In addition to E. coli and S. cerevisiae, the methylotrophic yeast Pichia pastoris (now reclassified as Komagataella phaffii), has also been widely used for production of heterologous proteins and valuable chemicals because of its many advantages, for instance, the ability to grow to high cell densities in simple media and the GRAS (generally recognizedas safe) status [13,14]. In particular, it has been demonstrated that P. pastoris possesses excellent performance in functional expression of cytochrome P450 related oxygenases [15-17]. Additionally, expression of the final enzyme Udh of the glucaric acid synthetic pathway is compatible with cell growth since Udh is thermally unstable and displays high activity at 30°C. In consideration of these points, P. pastoris should be a suitable candidate for production of glucaric acid. For this reason, Liu et al. firstly investigated and functionally validated an endogenous MIOX, and then successfully constructed the glucaric acid biosynthesis pathway in P. pastoris [5]. After optimization of the expression of MIOX and Udh with a fusion expression strategy, and applying a fed-batch approach, the titer of glucaric acid was significantly increased to 6.61 g/L from glucose and myo-inositol. Compared with E.coli and S. cerevisiae, P. pastoris was much more appropriate and efficient for glucaric acid production. In addition, it could be found that in addition to the low activity of MIOX, the inefficient biosynthesis of myo-inositol is also a bottleneck for high level production of glucaric acid from glucose. Additionally, myo-inositol also serves as an essential precursor for synthesis of phosphatidyliositol, which plays an important role in signaling and lipid synthesis. Therefore, future efforts for P. pastoris should be focused on (I) engineer and overexpression of the upstream genes, especially INO1 for myo-inositol biosynthesis; (II) modification and improvement of MIOX expression and activity with inducible promoters; (III) knock-down of the competing essential pathway flux; (IV) exploration and construction of novel synthetic pathways towards glucaric acid (Figure 1).

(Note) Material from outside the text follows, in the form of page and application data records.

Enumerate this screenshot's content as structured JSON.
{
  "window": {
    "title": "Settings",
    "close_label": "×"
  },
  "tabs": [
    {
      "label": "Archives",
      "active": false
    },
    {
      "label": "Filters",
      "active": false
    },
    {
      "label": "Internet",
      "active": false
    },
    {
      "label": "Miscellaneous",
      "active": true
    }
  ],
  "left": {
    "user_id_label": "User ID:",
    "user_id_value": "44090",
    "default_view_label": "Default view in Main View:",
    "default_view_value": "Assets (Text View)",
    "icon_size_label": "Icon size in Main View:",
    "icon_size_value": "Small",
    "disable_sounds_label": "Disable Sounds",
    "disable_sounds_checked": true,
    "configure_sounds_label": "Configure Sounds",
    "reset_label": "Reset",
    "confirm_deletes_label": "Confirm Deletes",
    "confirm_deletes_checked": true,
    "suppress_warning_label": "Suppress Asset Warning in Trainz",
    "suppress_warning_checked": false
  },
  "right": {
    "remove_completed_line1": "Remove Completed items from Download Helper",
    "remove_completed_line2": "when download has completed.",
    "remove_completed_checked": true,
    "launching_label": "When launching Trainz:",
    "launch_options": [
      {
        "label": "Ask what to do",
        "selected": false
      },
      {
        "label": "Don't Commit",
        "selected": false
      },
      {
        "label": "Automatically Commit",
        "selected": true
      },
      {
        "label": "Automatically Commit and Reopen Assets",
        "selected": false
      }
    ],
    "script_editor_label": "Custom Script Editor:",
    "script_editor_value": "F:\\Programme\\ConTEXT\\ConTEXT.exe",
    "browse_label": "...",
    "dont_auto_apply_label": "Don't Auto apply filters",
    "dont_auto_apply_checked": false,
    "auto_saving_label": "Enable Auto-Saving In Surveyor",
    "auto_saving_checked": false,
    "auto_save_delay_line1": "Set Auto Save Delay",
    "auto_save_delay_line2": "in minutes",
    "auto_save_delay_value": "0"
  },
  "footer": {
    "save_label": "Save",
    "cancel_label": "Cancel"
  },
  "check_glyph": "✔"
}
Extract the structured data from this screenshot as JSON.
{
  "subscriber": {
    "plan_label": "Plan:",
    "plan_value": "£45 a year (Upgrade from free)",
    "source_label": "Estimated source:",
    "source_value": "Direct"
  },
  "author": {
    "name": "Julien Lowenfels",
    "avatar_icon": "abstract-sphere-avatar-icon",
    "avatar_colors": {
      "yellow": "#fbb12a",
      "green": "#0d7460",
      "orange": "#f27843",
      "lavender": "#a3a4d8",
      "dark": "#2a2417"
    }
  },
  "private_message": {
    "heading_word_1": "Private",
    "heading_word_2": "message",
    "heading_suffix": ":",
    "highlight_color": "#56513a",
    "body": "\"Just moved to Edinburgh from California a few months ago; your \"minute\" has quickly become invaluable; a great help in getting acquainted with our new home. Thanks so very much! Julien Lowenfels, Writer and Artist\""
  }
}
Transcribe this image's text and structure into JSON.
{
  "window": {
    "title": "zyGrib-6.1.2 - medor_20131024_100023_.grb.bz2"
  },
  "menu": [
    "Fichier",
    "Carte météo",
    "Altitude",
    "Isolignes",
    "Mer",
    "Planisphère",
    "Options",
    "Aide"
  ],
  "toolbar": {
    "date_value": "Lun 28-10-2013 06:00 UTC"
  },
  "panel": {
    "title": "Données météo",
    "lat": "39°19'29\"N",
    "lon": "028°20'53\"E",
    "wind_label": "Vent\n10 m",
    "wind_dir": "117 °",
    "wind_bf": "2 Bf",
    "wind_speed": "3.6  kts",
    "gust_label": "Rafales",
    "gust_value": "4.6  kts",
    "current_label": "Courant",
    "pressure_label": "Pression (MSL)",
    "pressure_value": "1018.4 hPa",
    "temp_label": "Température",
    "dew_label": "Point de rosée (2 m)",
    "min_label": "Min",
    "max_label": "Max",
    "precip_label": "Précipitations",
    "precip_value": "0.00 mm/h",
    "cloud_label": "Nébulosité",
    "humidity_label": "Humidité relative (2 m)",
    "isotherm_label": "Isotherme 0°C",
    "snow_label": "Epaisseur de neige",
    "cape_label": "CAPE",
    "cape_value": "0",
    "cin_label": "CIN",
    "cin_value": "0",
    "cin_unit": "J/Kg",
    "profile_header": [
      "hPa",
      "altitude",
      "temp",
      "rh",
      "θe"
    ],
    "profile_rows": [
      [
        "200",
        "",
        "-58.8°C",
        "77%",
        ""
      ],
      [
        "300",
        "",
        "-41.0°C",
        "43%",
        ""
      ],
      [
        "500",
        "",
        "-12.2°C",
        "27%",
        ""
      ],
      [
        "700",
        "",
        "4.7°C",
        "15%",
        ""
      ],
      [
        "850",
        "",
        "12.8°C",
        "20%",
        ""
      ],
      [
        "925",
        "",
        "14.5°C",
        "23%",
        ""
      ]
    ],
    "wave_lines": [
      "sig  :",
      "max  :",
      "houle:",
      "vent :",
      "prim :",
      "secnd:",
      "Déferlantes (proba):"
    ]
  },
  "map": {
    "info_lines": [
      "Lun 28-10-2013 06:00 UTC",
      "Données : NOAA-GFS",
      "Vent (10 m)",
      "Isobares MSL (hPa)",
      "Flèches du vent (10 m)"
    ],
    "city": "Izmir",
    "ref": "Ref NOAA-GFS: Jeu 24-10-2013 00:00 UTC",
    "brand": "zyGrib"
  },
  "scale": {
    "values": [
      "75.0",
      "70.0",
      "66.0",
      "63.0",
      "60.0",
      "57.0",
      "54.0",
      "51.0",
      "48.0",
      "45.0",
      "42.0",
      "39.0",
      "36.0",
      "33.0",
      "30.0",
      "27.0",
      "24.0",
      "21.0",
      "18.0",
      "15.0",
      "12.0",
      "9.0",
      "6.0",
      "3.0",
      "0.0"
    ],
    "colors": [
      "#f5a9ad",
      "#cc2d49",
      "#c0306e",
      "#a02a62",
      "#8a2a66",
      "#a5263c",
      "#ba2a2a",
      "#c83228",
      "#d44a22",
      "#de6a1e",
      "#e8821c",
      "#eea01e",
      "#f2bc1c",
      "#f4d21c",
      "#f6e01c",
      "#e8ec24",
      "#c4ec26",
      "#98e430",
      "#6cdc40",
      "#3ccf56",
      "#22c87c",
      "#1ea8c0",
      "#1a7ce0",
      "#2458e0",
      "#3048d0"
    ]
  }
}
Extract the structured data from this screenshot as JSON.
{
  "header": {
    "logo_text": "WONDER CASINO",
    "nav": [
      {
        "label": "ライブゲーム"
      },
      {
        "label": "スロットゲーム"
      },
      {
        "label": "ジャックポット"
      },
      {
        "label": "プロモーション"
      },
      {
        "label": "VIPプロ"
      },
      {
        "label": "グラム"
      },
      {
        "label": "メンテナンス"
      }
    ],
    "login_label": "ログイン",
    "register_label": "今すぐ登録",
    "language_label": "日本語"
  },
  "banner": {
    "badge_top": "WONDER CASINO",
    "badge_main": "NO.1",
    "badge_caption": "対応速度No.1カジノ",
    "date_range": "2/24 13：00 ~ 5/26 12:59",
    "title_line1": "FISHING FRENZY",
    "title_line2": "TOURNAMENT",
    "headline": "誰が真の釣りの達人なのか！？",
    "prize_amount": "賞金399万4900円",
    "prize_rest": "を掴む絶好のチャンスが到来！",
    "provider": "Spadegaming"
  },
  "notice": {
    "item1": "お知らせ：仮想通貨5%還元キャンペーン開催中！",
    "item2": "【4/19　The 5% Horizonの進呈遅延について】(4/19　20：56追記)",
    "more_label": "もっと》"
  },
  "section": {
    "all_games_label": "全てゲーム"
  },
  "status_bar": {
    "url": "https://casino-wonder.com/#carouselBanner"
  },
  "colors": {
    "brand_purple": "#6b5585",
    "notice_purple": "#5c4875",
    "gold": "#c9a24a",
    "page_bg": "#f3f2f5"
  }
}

microbiology-biotechnology-Potential-pathways

Figure 1: Potential pathways for glucaric acid biosynthesis. The dash lines means the corresponding enzymes are not identified or characterized.

Conclusion

Pichia pastoris is a desirable host for glucaric acid biosynthesis. With the development of synthetic biology toolboxes and metabolic engineering strategies, the intact glucaric acid biosynthesis pathway from glucose could be systematically engineered and optimized in the context of global regulation. By combining cost effective fermentation strategies, efficient processes for production of glucaric acid from glucose should be established in near future.

References